US—IP due diligence
US—IP due diligence

The following IP guidance note provides comprehensive and up to date legal information covering:

  • US—IP due diligence
  • Preliminary considerations for IP due diligence
  • What IP assets are being acquired?
  • What role does each of these IP assets play in buyer’s goals and its contemplated post-transaction business?
  • How will these IP assets be used (eg owned/licensed, exclusive/non-exclusive, use/exclude others only, etc)?
  • Are there any other factors that may influence the scope of the IP due diligence such as the nature of the industry or the target company?
  • Conducting IP due diligence
  • Closing and post-closing considerations for IP counsel

Produced by Ethan Horwitz, Carlton Fields Jorden Burt, LLP and Kandis Koustenis, Cloudigy Law

This Practice Note was originally written for Lexis Practice Advisor®, in the US.

IP ‘due diligence’ is the process of uncovering and understanding information about the status, value and risks associated with the transfer of IP assets as part of a business deal. Prior to conducting due diligence, the parties should consider entering into a confidentiality agreement or nondisclosure agreement (NDA), which protects the disclosure and potential misuse of sensitive, non-public information exchanged by one party (ie a unilateral agreement) or multiple parties (ie a mutual agreement). In addition to business sensitive documents, privileged material may also be shared during the deal negotiations. In this case, the disclosing party must understand that without the formation of a common or community interest between the involved parties, reduced to writing, the privilege can be destroyed when otherwise privileged information is shared with third parties.

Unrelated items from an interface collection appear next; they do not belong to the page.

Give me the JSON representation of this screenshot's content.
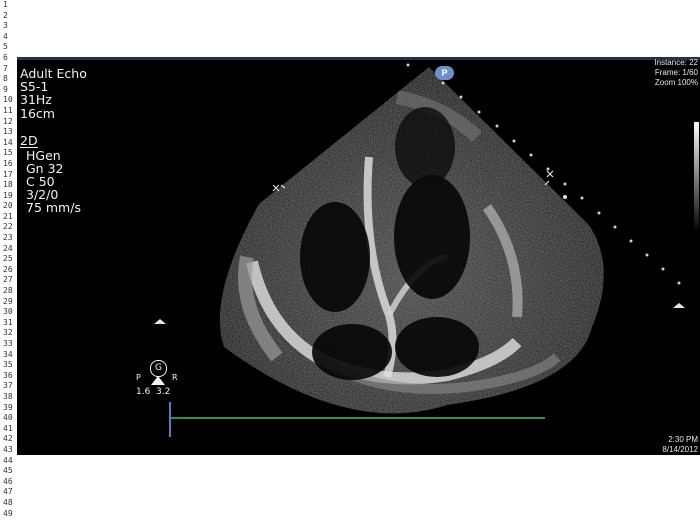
{
  "line_numbers": [
    "1",
    "2",
    "3",
    "4",
    "5",
    "6",
    "7",
    "8",
    "9",
    "10",
    "11",
    "12",
    "13",
    "14",
    "15",
    "16",
    "17",
    "18",
    "19",
    "20",
    "21",
    "22",
    "23",
    "24",
    "25",
    "26",
    "27",
    "28",
    "29",
    "30",
    "31",
    "32",
    "33",
    "34",
    "35",
    "36",
    "37",
    "38",
    "39",
    "40",
    "41",
    "42",
    "43",
    "44",
    "45",
    "46",
    "47",
    "48",
    "49"
  ],
  "left_panel": {
    "mode": "Adult Echo",
    "probe": "S5-1",
    "frame_rate": "31Hz",
    "depth": "16cm",
    "imaging_mode": "2D",
    "preset": "HGen",
    "gain": "Gn 32",
    "compression": "C 50",
    "persistence": "3/2/0",
    "sweep_speed": "75 mm/s"
  },
  "right_panel": {
    "instance": "Instance: 22",
    "frame": "Frame: 1/60",
    "zoom": "Zoom 100%",
    "time": "2:30 PM",
    "date": "8/14/2012"
  },
  "probe_marker": "P",
  "orientation": {
    "badge": "G",
    "left_label": "P",
    "right_label": "R",
    "values": "1.6  3.2"
  },
  "colors": {
    "viewport_bg": "#000000",
    "top_strip": "#23344a",
    "probe_marker": "#6f8fc8",
    "ecg_trace": "#2f8f4f",
    "overlay_text": "#f2f2f2"
  }
}
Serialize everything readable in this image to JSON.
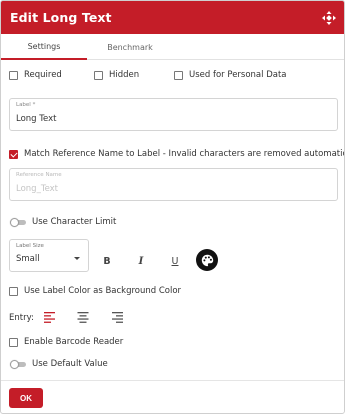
{
  "dialog": {
    "title": "Edit Long Text",
    "accent_color": "#c41d28",
    "drag_icon": "move-arrows-icon"
  },
  "tabs": [
    {
      "label": "Settings",
      "active": true
    },
    {
      "label": "Benchmark",
      "active": false
    }
  ],
  "options": {
    "required": {
      "label": "Required",
      "checked": false
    },
    "hidden": {
      "label": "Hidden",
      "checked": false
    },
    "personal_data": {
      "label": "Used for Personal Data",
      "checked": false
    }
  },
  "label_field": {
    "label": "Label *",
    "value": "Long Text"
  },
  "match_reference": {
    "label": "Match Reference Name to Label - Invalid characters are removed automatically.",
    "checked": true
  },
  "reference_field": {
    "label": "Reference Name",
    "value": "Long_Text",
    "disabled": true
  },
  "character_limit": {
    "label": "Use Character Limit",
    "on": false
  },
  "label_size": {
    "label": "Label Size",
    "value": "Small"
  },
  "formatting": {
    "bold": "B",
    "italic": "I",
    "underline": "U",
    "palette_icon": "palette-icon"
  },
  "label_color_bg": {
    "label": "Use Label Color as Background Color",
    "checked": false
  },
  "entry": {
    "label": "Entry:",
    "alignments": [
      {
        "name": "align-left-icon",
        "active": true
      },
      {
        "name": "align-center-icon",
        "active": false
      },
      {
        "name": "align-right-icon",
        "active": false
      }
    ]
  },
  "barcode_reader": {
    "label": "Enable Barcode Reader",
    "checked": false
  },
  "default_value": {
    "label": "Use Default Value",
    "on": false
  },
  "footer": {
    "ok_label": "OK"
  }
}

Understanding the deal is key for any due diligence analysis. In addition to examining documents, interviews help clarify the importance of the IP assets involved in the deal, how those IP assets will be used after the deal closes, and whether international IP rights, in addition to domestic IP rights, are effected. Relevant questions include:

  1. what assets are being acquired?

  2. what IP assets are being acquired?

  3. what role